Just over two months ago, American aerospace manufacturer SpaceX successfully launched a satellite into Low Earth Orbit, not only re-using a second-hand rocket, but landing the first stage boosters back to Earth. A few weeks later, using the same class of Falcon 9 rockets, SpaceX delivered another satellite to Geostationary Transfer Orbit. And just last week, SpaceX landed yet another Falcon 9 on a resupply mission to the International Space Station, using a refurbished capsule.

In the same week, neighbouring New Zealand startup Rocket Labs launched a rocket mostly made of 3D printed parts and designed to deliver micro-payloads. Their launch price is advertised at just US$5M.

With certification by the US Air Force for classified payloads, the aggressively low launch prices from SpaceX are leading to the amalgamation of civilian government, military and commercial customers on a consolidated platform. The Falcon 9 has launched research, communications and surveillance satellites alike, and later this year, Musk will extend the platform capabilities yet again, launching the X-37B spaceplane.

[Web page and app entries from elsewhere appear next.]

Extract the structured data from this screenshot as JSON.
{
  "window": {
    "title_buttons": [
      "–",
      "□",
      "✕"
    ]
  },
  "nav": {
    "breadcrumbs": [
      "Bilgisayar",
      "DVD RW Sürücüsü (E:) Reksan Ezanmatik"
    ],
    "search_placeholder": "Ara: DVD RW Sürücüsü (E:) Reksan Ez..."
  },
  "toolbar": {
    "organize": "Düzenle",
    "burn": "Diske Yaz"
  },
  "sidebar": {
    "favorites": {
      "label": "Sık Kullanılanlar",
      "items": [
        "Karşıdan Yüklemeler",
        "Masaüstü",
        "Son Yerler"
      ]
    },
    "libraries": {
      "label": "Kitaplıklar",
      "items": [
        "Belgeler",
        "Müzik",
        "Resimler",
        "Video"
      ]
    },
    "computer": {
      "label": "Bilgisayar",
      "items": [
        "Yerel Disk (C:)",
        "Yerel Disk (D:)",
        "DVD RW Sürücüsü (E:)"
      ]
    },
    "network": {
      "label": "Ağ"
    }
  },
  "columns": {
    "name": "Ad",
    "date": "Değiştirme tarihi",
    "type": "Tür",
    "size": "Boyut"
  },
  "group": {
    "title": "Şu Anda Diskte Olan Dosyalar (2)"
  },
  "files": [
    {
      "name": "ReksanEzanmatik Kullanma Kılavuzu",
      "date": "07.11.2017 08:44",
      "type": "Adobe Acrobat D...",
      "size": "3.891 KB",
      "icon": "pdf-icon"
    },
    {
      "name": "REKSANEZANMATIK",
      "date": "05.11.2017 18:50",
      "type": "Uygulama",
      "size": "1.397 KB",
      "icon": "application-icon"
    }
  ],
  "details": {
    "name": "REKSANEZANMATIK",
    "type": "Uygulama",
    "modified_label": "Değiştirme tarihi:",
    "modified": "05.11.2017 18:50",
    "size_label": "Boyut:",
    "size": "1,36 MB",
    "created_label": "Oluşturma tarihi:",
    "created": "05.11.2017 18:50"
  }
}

The traditional trio dominating the launch industry – Arianespace, International Launch Services, and the United Launch Alliance – have all begun to feel the strain in the light of new competition. But just how much of these cost savings are coming from technology benefits alone? Not all is rosy at SpaceX, which, already known to pay their employees well below their Silicon Valley counterparts – suffered a class action from employees last month.

A leak from the Wall Street Journal of SpaceX’s finances showed that Elon Musk made large bets for revenue on providing satellite internet services worldwide in the coming decade – a service market easily ten times larger than the launch services market. Like many of Musk’s ventures, it has not been without criticism – but without a doubt, Musk has already shown critics his ability to break barriers thought impossible.

The countless vicissitudes within the IT and electronics industries which transformed the world will always be in the mind of the space community. Whilst the industry continues to mature, with a plan for rocket launch taxation in California, other policy frameworks remain stagnant. Addressing NASA’s latest cohort of astronauts last week, US Vice President Mike Pence’s announcement to relaunch the National Space Council remained vague more than three months after the NASA Transition Authorization Act was passed.

The US is far ahead of its competitors for new launch capabilities, but competition in coming decades is inevitable and already on the horizon. And by current regulations, the US is unlikely to ever launch military satellites for all but their closest allies. With dual-use proliferation of satellites, is this a national security interest? Or just lost revenue?

The future of human and machine endeavours in space remain uncertain, but the private citizen and taxpayer alike will all benefit from some much-needed competition.